In the previous posts we've been talking about the synagogue of Nevatim in the Negev,
the one built by the resident Jews, who originally immigrated from Cochin, India.
Now come up the stairs to the women's section of the synagogue.
What surprised me to hear from Miri, our guide, was that in their Cochin tradition, women have long been taught to read Torah!
So the Torah scroll in taken from the holy ark on the main floor and brought up to the upper gallery to this table where the Torah portion of the day is chanted for all to hear--both the women in the balcony and the men below ("out of the depths I cried to You . . . ").
I am not saying that women chant the Torah on Shabbat (our guide did not say that), but with their learning it is natural for them to want to be close to the scroll.
The vertical blinds of the mechitsa screen look quite see-through and easy to open, if the women are so inclined.
Our tour group from Meitar learned a lot of good things at Nevatim, both in their synagogue and at their Cochin Jewish Heritage Center.

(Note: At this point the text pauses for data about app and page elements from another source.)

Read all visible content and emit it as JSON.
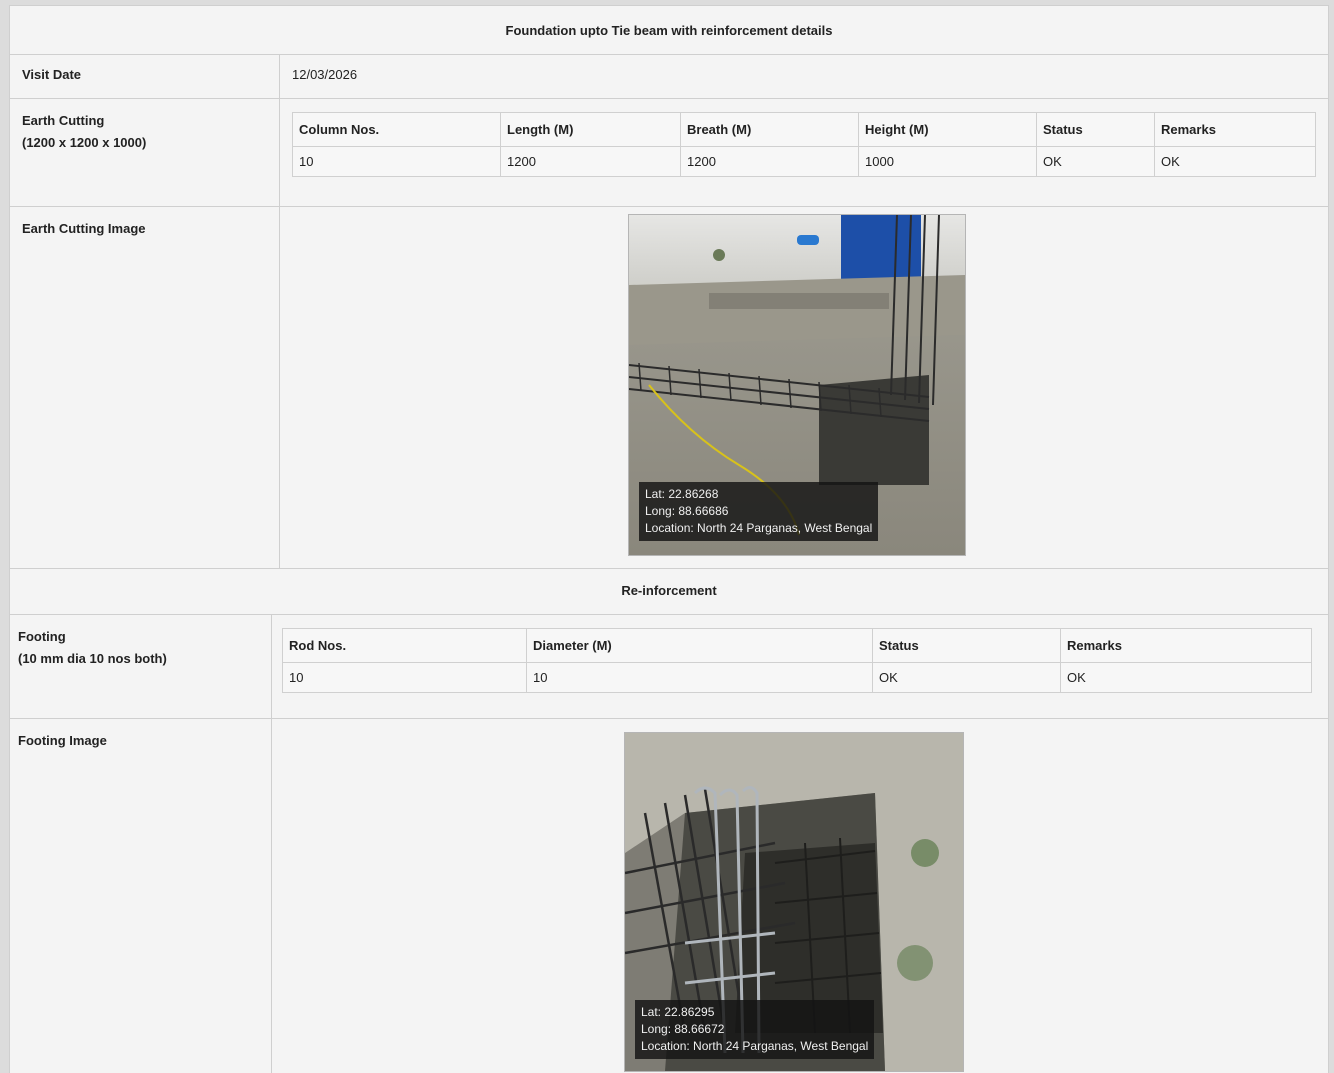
{
  "title": "Foundation upto Tie beam with reinforcement details",
  "visit_date": {
    "label": "Visit Date",
    "value": "12/03/2026"
  },
  "earth_cutting": {
    "label": "Earth Cutting",
    "sublabel": "(1200 x 1200 x 1000)",
    "headers": [
      "Column Nos.",
      "Length (M)",
      "Breath (M)",
      "Height (M)",
      "Status",
      "Remarks"
    ],
    "rows": [
      [
        "10",
        "1200",
        "1200",
        "1000",
        "OK",
        "OK"
      ]
    ]
  },
  "earth_cutting_image": {
    "label": "Earth Cutting Image",
    "lat": "Lat: 22.86268",
    "long": "Long: 88.66686",
    "location": "Location: North 24 Parganas, West Bengal"
  },
  "reinforcement_title": "Re-inforcement",
  "footing": {
    "label": "Footing",
    "sublabel": "(10 mm dia 10 nos both)",
    "headers": [
      "Rod Nos.",
      "Diameter (M)",
      "Status",
      "Remarks"
    ],
    "rows": [
      [
        "10",
        "10",
        "OK",
        "OK"
      ]
    ]
  },
  "footing_image": {
    "label": "Footing Image",
    "lat": "Lat: 22.86295",
    "long": "Long: 88.66672",
    "location": "Location: North 24 Parganas, West Bengal"
  }
}
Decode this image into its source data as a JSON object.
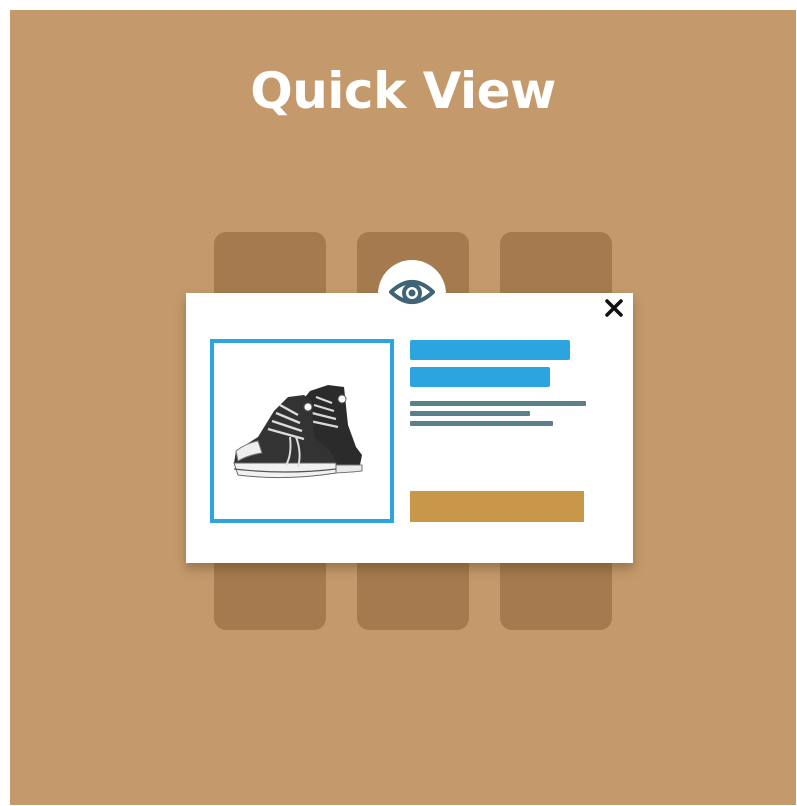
{
  "header": {
    "title": "Quick View"
  },
  "colors": {
    "background": "#c49a6c",
    "card": "#a57a4f",
    "accent_blue": "#2ba4e0",
    "text_line": "#5c7f8c",
    "button": "#c9974a",
    "eye_icon": "#3f6475"
  },
  "icons": {
    "eye": "eye-icon",
    "close": "close-icon",
    "product": "sneakers-illustration"
  }
}
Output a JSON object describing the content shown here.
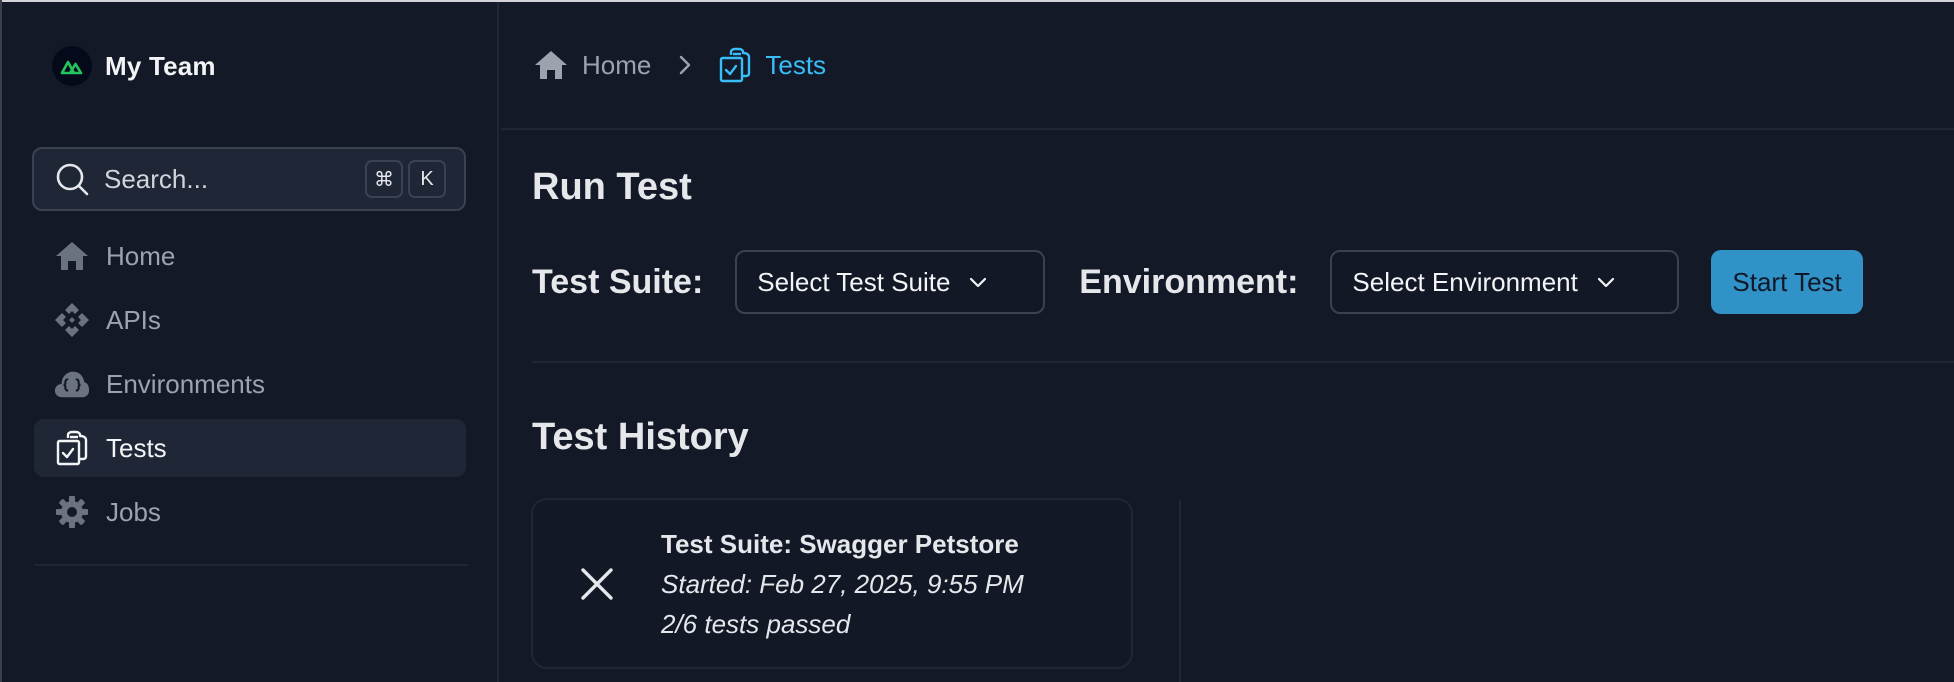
{
  "sidebar": {
    "team_name": "My Team",
    "team_logo_color": "#22c55e",
    "search": {
      "placeholder": "Search...",
      "shortcut_keys": [
        "⌘",
        "K"
      ]
    },
    "items": [
      {
        "label": "Home",
        "icon": "home-icon",
        "active": false
      },
      {
        "label": "APIs",
        "icon": "apis-icon",
        "active": false
      },
      {
        "label": "Environments",
        "icon": "cloud-code-icon",
        "active": false
      },
      {
        "label": "Tests",
        "icon": "clipboard-check-icon",
        "active": true
      },
      {
        "label": "Jobs",
        "icon": "gear-icon",
        "active": false
      }
    ]
  },
  "breadcrumb": {
    "items": [
      {
        "label": "Home",
        "icon": "home-icon"
      },
      {
        "label": "Tests",
        "icon": "clipboard-check-icon",
        "current": true
      }
    ],
    "separator_icon": "chevron-right-icon"
  },
  "run_test": {
    "title": "Run Test",
    "suite_label": "Test Suite:",
    "suite_select": {
      "value": "Select Test Suite"
    },
    "environment_label": "Environment:",
    "environment_select": {
      "value": "Select Environment"
    },
    "start_button": "Start Test",
    "accent_color": "#3192c7"
  },
  "test_history": {
    "title": "Test History",
    "entries": [
      {
        "status": "failed",
        "status_icon": "x-icon",
        "title": "Test Suite: Swagger Petstore",
        "started": "Started: Feb 27, 2025, 9:55 PM",
        "result": "2/6 tests passed"
      }
    ]
  }
}
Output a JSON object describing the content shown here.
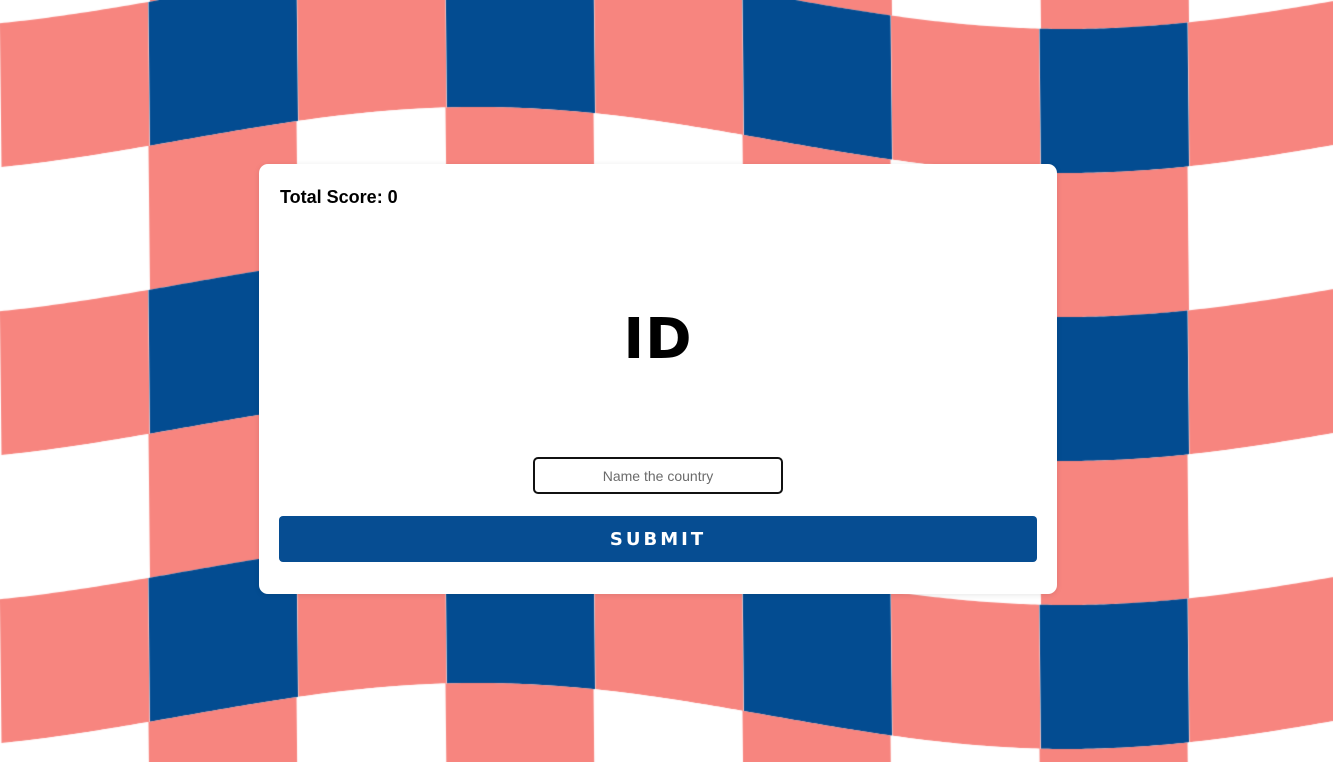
{
  "background": {
    "pattern": "wavy-checkered-flag",
    "colors": {
      "coral": "#f7857f",
      "navy": "#034c91",
      "white": "#ffffff"
    }
  },
  "game": {
    "score_text": "Total Score: 0",
    "country_code": "ID",
    "answer_value": "",
    "answer_placeholder": "Name the country",
    "submit_label": "SUBMIT"
  },
  "theme": {
    "button_color": "#064d92",
    "text_color": "#000000",
    "card_color": "#ffffff"
  }
}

UPDATE: The Times of Israel just now published this article about a new historical novel about the Baghdadi Jews of Kolkata (Kolkata/Calcutta being on the opposite side of the Indian sub-continent from Cochin).